This week, President Donald Trump is in Israel, the second stop on his first foreign trip since taking office. On Monday, Trump visited Yad Vashem, Israel's Holocaust memorial, to commemorate the 6 million victims and take part in a wreath-laying ceremony at the Hall of Remembrance.
While there, Trump also left a note, following in the footsteps of other US leaders, including former presidents Barack Obama and George W. Bush, and former Secretary of State Hillary Clinton.
"It is a great honor to be here with all of my friends — so amazing and will never forget!" Trump wrote in a note signed by him and first lady Melania Trump.
See all the notes below:
Obama visited the memorial in July 2008, while he was still a U.S. senator and presidential candidate.
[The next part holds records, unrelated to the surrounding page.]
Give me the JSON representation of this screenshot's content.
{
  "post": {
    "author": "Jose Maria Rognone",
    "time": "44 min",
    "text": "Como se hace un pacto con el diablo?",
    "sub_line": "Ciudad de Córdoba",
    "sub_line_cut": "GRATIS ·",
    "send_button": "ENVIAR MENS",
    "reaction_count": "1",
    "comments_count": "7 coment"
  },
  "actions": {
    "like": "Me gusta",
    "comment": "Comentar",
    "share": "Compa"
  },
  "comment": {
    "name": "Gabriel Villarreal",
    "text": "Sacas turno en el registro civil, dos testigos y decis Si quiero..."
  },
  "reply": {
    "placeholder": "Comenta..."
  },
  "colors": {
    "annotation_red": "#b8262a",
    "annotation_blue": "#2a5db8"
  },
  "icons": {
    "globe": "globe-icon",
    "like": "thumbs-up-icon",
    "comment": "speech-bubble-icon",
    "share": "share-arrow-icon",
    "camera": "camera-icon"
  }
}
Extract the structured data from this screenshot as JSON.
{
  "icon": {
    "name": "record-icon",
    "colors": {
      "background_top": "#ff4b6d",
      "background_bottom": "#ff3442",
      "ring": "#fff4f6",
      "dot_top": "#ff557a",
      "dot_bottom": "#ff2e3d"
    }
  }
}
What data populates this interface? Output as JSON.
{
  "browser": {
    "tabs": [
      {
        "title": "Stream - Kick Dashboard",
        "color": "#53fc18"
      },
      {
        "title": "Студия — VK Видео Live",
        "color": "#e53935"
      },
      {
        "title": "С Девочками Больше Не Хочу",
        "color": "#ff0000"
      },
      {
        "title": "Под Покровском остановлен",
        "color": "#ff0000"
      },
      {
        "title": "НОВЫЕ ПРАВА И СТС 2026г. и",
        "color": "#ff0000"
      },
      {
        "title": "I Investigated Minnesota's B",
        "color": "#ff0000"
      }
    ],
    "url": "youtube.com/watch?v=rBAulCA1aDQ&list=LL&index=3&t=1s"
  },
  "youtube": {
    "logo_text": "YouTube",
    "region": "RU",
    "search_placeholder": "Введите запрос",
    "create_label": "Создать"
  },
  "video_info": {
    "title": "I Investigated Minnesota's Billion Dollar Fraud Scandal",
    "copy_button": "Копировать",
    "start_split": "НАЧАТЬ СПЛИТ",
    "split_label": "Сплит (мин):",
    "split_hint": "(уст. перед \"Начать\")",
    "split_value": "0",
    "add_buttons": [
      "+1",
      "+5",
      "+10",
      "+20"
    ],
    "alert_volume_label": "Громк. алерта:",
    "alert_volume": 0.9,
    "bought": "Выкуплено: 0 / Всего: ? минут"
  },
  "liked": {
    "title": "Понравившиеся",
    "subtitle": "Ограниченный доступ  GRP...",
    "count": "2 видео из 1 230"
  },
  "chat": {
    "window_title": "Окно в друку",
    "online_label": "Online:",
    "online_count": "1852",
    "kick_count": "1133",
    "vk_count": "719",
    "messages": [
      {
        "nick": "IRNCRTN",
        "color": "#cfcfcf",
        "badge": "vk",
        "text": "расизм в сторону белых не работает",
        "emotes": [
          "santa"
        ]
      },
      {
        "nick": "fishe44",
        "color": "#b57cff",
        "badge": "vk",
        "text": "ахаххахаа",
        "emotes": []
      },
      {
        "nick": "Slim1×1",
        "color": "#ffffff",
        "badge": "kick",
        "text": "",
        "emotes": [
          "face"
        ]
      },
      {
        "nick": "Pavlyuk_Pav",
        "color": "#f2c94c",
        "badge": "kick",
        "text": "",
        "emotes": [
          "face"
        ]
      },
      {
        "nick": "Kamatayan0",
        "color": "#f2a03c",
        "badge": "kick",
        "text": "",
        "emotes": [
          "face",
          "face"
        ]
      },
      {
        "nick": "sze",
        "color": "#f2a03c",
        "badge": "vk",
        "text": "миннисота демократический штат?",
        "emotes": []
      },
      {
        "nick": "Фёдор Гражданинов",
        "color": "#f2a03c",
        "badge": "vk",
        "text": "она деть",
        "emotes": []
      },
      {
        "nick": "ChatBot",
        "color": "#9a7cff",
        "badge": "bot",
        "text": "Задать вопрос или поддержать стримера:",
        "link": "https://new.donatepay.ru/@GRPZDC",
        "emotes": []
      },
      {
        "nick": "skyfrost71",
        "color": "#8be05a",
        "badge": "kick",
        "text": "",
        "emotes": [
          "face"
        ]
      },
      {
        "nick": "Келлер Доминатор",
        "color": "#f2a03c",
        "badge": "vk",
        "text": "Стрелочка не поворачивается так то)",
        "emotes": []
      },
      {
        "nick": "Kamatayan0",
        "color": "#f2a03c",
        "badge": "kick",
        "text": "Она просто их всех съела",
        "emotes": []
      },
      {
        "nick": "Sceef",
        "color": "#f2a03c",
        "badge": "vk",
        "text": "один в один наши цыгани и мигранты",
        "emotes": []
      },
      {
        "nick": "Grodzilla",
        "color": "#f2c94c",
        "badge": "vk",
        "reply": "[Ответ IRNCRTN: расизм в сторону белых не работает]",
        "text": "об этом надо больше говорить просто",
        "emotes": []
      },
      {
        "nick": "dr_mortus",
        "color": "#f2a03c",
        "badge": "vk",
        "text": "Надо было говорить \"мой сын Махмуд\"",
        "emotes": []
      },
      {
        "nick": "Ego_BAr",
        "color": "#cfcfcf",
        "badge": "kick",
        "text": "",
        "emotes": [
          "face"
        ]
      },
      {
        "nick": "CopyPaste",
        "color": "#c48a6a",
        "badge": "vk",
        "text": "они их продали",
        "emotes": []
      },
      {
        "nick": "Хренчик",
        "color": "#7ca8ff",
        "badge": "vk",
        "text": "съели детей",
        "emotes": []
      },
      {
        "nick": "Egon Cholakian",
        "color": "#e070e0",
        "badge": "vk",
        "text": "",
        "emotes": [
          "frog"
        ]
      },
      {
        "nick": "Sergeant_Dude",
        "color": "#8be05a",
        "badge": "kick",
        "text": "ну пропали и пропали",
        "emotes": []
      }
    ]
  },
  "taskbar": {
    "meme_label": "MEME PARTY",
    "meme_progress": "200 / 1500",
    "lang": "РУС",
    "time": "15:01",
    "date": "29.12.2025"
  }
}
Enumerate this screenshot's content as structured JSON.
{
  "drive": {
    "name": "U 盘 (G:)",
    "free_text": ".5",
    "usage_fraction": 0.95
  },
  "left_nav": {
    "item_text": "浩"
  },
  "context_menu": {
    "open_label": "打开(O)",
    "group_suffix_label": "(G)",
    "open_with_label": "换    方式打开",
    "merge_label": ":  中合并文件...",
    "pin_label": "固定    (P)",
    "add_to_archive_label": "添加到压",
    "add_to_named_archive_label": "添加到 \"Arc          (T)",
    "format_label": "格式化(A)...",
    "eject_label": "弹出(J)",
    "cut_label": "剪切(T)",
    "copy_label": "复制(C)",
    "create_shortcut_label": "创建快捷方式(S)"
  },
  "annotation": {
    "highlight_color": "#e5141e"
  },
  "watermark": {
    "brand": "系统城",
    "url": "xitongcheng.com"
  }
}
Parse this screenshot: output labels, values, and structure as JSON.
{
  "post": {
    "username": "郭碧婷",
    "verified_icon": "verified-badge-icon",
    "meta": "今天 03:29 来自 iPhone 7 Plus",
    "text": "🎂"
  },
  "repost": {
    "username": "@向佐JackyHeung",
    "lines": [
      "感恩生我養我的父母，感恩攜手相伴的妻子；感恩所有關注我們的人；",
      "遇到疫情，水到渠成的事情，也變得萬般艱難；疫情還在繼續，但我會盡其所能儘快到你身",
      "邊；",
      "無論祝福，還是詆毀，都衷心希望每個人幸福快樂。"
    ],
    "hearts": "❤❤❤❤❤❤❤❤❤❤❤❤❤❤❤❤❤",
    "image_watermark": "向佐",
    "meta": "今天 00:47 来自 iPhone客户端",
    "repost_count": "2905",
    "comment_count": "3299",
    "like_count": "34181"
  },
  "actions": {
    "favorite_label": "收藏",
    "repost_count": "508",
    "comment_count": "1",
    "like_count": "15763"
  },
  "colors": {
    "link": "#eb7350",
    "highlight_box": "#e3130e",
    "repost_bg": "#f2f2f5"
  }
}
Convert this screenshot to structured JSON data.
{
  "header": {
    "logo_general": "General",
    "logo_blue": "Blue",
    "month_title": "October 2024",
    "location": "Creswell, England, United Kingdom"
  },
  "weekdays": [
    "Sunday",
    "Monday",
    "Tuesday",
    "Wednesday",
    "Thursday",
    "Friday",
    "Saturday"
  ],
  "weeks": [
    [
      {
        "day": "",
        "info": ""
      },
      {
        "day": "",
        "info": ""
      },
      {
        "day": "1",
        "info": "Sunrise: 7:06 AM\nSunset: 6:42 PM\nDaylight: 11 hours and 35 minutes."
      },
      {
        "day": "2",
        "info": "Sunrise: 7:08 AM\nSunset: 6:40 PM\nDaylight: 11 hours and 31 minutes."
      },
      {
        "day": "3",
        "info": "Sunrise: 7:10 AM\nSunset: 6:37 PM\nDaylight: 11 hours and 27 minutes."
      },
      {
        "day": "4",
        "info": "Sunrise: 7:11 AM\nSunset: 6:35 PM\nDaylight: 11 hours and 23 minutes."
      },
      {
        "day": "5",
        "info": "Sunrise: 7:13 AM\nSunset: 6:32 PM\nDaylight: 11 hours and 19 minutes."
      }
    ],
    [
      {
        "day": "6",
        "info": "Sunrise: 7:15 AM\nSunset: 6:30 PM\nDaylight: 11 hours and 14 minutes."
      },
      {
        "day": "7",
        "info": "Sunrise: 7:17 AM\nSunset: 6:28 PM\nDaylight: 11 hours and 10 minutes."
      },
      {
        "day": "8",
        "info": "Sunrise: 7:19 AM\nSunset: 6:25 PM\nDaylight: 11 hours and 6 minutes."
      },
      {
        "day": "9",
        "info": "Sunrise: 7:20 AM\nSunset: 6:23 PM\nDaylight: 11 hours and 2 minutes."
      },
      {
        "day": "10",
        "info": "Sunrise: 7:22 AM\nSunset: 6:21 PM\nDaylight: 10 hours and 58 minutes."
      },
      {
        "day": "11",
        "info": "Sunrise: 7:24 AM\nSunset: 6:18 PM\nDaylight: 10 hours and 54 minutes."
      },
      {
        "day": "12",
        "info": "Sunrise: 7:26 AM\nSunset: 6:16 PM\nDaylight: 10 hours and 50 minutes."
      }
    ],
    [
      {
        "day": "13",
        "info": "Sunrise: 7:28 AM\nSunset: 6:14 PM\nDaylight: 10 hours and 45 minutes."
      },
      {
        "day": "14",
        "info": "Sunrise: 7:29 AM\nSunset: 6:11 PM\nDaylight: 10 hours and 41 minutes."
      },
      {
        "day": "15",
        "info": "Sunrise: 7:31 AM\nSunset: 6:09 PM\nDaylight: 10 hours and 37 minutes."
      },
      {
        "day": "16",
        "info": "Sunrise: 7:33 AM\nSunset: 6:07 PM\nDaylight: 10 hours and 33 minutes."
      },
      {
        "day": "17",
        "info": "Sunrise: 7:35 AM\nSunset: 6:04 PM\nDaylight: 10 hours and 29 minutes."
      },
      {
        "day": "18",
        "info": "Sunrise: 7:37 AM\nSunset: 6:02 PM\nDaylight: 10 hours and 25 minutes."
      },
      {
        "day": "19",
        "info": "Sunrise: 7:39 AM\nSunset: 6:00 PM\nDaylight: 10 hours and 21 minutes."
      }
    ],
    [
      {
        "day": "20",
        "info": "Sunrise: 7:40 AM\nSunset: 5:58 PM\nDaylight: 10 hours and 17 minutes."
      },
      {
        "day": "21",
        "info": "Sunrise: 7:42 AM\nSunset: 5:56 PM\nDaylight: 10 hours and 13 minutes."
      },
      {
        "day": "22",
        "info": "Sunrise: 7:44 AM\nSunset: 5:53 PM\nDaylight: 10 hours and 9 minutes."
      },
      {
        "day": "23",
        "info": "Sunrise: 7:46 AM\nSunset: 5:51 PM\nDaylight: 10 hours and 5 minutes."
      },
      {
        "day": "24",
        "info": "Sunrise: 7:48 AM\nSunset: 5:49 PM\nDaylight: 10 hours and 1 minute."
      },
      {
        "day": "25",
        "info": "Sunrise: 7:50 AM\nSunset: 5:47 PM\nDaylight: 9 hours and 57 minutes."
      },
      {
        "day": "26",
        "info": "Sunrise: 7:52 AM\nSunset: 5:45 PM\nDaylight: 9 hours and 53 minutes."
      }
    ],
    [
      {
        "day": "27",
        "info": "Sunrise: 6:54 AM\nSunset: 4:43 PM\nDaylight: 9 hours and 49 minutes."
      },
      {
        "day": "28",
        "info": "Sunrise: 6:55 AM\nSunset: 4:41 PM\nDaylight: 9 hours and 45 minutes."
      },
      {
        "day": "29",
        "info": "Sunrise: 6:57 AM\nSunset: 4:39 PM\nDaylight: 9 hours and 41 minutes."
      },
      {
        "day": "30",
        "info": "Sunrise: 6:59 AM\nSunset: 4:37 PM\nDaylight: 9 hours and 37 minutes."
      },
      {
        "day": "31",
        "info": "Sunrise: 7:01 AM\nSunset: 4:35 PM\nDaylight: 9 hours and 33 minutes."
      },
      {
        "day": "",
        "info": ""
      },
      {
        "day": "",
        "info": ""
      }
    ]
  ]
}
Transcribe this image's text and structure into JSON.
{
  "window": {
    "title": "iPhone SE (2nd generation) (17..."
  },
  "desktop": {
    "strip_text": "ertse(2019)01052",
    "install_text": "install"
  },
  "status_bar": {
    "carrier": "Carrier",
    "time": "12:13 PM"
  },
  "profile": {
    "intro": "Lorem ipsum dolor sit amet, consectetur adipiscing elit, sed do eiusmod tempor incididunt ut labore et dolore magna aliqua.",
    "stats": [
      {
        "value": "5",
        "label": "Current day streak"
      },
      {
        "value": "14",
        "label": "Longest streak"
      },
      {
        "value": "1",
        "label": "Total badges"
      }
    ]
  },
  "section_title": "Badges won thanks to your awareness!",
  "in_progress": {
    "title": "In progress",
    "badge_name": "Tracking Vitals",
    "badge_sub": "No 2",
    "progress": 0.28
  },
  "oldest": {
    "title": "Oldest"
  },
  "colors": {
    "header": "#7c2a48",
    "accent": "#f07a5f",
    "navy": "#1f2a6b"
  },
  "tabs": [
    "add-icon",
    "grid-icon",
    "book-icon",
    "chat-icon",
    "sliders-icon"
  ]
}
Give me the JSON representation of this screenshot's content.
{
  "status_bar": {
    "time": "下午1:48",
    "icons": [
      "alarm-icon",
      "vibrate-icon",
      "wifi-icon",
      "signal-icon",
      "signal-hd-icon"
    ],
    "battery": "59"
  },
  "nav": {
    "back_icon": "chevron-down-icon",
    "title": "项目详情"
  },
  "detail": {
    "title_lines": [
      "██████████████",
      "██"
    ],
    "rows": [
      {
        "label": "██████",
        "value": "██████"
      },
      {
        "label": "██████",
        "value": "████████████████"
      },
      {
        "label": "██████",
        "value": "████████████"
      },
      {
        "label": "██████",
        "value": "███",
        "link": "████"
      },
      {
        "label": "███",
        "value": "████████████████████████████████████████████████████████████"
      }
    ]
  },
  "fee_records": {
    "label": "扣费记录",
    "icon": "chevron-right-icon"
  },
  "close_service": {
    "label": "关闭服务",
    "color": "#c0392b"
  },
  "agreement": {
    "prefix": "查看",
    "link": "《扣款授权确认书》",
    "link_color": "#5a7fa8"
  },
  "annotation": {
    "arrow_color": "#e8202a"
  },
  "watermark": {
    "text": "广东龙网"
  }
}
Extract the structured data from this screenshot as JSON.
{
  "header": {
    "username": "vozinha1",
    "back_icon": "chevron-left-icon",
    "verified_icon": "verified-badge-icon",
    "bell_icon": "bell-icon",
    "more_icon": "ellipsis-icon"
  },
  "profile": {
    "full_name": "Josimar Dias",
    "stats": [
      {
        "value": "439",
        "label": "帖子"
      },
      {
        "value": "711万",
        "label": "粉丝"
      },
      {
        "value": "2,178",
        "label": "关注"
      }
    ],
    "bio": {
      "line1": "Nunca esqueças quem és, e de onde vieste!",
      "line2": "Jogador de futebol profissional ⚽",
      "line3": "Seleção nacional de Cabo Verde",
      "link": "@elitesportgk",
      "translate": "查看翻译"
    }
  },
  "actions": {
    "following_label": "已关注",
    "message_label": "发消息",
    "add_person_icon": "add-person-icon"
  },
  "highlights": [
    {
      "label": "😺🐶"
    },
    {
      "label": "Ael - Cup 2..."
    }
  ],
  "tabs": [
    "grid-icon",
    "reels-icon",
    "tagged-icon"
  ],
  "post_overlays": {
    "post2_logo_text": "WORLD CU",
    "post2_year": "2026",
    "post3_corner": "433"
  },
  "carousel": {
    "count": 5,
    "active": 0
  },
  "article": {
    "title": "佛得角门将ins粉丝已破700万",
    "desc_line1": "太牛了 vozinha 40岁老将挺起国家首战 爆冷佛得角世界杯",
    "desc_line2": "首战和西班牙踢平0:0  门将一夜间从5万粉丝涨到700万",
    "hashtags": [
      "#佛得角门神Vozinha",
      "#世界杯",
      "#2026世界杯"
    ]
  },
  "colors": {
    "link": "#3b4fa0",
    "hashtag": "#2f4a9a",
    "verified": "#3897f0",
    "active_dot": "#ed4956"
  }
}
"I am grateful to Yad Vashem and all of those responsible for this remarkable institution," Obama's note in the guest book read. "At a time of great peril and promise, war and strife, we are blessed to have such a powerful reminder of man's potential for great evil, but also our capacity to rise up from tragedy and remake our world."
It continued: "Let our children come here, and know this history, so that they can add their voices to proclaim 'never again.' And may we remember those who perished, not only as victims, but also as individuals who hoped and loved and dreamed like us, and who have become symbols of the human spirit."
Bush visited Yad Vashem in January 2008, shortly before his second term ended. He, too, was brief.
"God bless Israel," Bush wrote in his note.
According to the Associated Press, the memorial chairman said Bush had tears in his eyes as he toured the memorial, and he reportedly told Secretary of State Condoleezza Rice that the US should have bombed Auschwitz to stop the genocide.
When first lady Laura Bush visited the memorial in May 2005, she wrote a longer message:
"Each life is precious. Each memory calls us to action to honor those lost. We commit (sic) ourselves to reject hatred and to teach tolerance and live in peace."
Secretary of State in March 2009, following an election in which she competed against Obama for the Democratic nomination for president. It was her first Mideast visit as the top US diplomat.
"Yad Vashem is a testament to the power of truth in the face of denial, the resilience of the human spirit in the face of despair, the triumph of the Jewish people over murder and destruction and a reminder to all people that the lessons of the Holocaust must never be forgotten," Clinton's note read. "God bless Israel and its future."